● **GOAL OF THE EXERCISE**: Return the lines of the data below in which the string "tính" occurs.

─── MATERIAL PROVIDED ───

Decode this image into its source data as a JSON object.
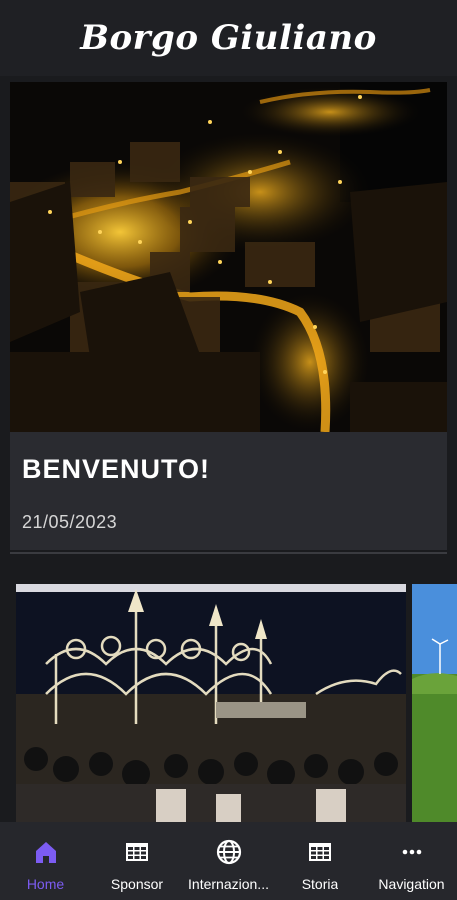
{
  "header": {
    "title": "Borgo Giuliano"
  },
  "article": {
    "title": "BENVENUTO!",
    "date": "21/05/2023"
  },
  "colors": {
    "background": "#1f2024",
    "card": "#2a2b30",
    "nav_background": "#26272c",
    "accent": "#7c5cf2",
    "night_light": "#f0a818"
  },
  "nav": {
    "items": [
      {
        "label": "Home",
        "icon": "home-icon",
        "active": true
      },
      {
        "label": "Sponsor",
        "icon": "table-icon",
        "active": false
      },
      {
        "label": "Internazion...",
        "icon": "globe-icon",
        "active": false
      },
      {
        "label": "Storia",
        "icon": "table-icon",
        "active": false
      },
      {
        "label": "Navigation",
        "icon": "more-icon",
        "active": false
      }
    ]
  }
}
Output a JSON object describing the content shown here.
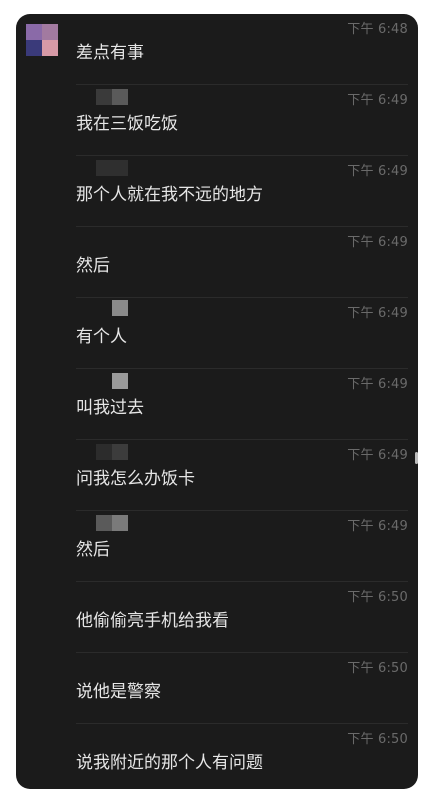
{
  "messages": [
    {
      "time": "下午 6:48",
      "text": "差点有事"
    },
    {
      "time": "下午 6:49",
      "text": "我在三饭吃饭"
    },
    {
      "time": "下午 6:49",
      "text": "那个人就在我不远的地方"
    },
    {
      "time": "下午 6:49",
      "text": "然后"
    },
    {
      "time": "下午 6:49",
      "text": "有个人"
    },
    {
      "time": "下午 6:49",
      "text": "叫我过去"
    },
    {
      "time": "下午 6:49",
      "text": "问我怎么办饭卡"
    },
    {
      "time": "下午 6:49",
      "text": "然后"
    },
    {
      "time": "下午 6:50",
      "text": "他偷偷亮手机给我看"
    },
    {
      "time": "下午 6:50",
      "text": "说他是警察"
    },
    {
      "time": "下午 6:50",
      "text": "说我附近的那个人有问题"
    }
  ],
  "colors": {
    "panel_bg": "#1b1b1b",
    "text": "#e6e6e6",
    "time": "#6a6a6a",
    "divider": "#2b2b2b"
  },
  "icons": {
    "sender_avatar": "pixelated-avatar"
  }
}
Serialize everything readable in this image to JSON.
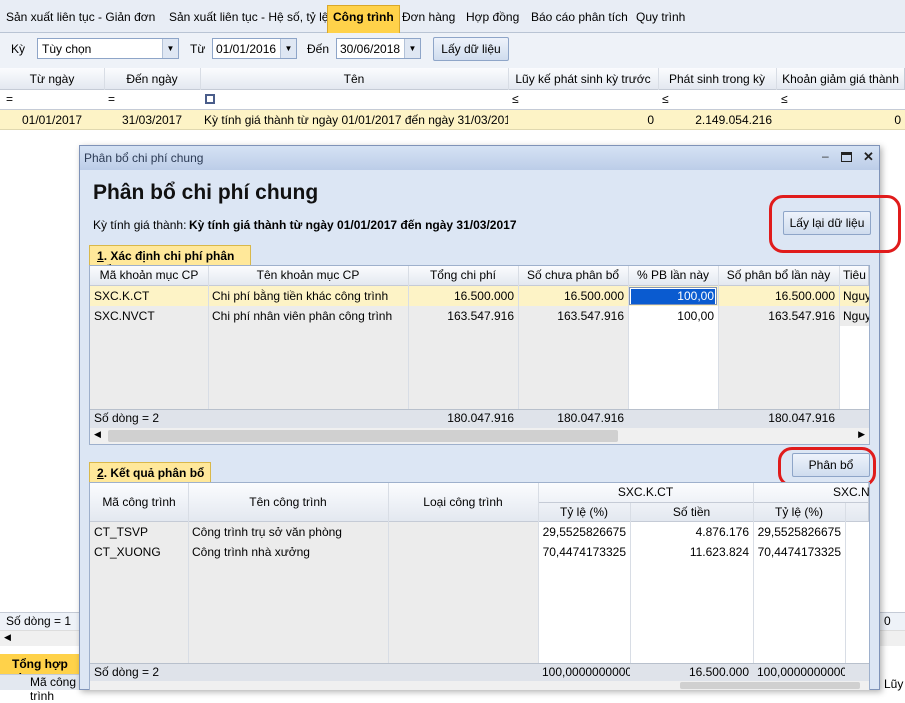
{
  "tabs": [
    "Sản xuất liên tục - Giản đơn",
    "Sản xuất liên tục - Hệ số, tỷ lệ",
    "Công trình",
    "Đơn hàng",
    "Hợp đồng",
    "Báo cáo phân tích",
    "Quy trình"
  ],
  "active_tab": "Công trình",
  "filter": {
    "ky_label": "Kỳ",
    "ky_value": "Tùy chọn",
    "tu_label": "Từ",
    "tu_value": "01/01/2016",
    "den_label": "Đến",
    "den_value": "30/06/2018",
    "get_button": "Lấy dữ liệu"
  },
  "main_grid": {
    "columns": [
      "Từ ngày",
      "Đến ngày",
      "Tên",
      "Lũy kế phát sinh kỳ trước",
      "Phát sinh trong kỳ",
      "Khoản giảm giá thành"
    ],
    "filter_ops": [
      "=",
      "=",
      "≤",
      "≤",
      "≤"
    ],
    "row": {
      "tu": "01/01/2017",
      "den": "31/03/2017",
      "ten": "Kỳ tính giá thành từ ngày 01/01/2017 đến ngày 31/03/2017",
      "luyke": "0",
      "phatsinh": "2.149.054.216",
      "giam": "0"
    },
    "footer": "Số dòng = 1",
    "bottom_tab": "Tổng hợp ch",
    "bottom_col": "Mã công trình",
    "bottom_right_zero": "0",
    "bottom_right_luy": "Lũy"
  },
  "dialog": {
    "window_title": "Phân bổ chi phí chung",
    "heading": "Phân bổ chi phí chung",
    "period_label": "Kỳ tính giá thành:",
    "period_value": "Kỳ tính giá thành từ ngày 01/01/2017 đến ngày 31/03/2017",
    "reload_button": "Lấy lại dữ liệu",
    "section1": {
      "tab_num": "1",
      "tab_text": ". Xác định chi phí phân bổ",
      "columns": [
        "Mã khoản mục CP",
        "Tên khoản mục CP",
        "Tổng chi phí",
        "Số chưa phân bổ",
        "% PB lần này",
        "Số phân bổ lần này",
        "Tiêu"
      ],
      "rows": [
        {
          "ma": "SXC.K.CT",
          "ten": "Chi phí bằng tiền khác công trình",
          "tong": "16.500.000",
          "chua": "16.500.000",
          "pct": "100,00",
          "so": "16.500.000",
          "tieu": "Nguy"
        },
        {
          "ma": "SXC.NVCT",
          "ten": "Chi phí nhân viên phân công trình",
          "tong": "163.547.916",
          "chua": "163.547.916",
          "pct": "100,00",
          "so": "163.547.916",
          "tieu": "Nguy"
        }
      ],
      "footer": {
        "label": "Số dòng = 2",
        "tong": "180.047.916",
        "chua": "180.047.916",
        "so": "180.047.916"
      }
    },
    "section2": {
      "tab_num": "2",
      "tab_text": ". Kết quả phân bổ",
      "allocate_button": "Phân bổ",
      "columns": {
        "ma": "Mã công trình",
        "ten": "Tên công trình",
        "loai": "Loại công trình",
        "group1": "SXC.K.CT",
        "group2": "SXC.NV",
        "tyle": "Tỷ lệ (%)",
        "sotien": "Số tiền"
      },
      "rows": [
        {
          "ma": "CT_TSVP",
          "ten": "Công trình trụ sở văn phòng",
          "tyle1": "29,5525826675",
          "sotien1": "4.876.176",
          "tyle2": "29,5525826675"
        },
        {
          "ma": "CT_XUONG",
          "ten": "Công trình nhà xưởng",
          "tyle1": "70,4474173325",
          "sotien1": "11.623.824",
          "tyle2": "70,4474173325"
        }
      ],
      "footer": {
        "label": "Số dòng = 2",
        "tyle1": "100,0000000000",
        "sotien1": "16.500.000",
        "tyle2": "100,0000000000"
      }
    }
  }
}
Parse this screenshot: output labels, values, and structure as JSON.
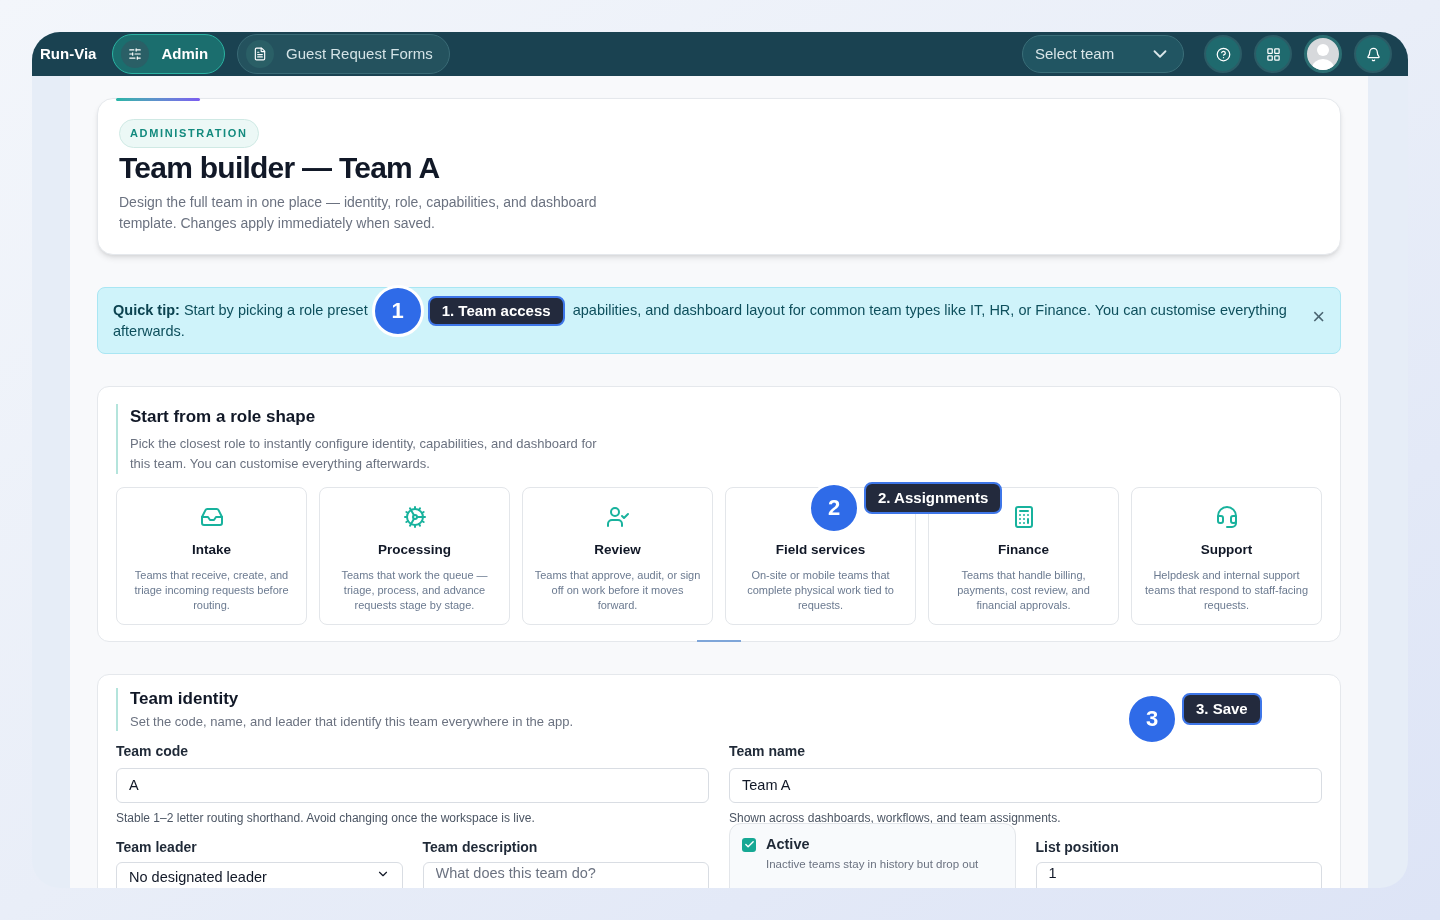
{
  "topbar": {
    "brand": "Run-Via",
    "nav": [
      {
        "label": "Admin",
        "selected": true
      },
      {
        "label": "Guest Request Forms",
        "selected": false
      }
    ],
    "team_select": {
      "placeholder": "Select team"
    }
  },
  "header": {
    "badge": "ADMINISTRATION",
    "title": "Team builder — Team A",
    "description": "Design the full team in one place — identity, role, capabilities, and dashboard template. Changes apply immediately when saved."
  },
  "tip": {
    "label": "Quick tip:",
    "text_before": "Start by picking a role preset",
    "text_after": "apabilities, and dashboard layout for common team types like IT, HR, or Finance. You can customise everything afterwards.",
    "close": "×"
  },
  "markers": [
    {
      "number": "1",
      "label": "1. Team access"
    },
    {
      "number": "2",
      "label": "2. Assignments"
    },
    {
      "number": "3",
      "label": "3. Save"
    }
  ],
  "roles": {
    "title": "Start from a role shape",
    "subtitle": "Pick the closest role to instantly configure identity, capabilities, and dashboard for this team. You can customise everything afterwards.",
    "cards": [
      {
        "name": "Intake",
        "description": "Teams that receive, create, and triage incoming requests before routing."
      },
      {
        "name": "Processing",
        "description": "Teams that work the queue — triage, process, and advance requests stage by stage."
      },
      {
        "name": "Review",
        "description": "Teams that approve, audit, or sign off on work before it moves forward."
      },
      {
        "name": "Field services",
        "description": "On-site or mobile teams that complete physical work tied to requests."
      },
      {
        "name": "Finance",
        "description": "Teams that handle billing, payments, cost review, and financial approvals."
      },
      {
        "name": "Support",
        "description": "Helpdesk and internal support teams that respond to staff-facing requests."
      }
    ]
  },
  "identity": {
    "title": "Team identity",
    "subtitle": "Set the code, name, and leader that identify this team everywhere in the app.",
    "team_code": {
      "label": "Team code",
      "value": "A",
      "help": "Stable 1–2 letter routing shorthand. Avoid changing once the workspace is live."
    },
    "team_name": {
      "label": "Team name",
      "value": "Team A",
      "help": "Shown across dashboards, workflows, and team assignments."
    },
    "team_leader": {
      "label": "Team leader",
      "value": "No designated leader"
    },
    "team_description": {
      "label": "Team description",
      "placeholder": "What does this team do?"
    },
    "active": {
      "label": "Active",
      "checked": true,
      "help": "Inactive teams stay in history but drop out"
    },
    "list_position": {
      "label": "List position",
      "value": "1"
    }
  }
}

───

● **RESULT OF THE EXERCISE**:
      "ten": "Kỳ tính giá thành từ ngày 01/01/2017 đến ngày 31/03/2017",
    "period_label": "Kỳ tính giá thành:",
    "period_value": "Kỳ tính giá thành từ ngày 01/01/2017 đến ngày 31/03/2017",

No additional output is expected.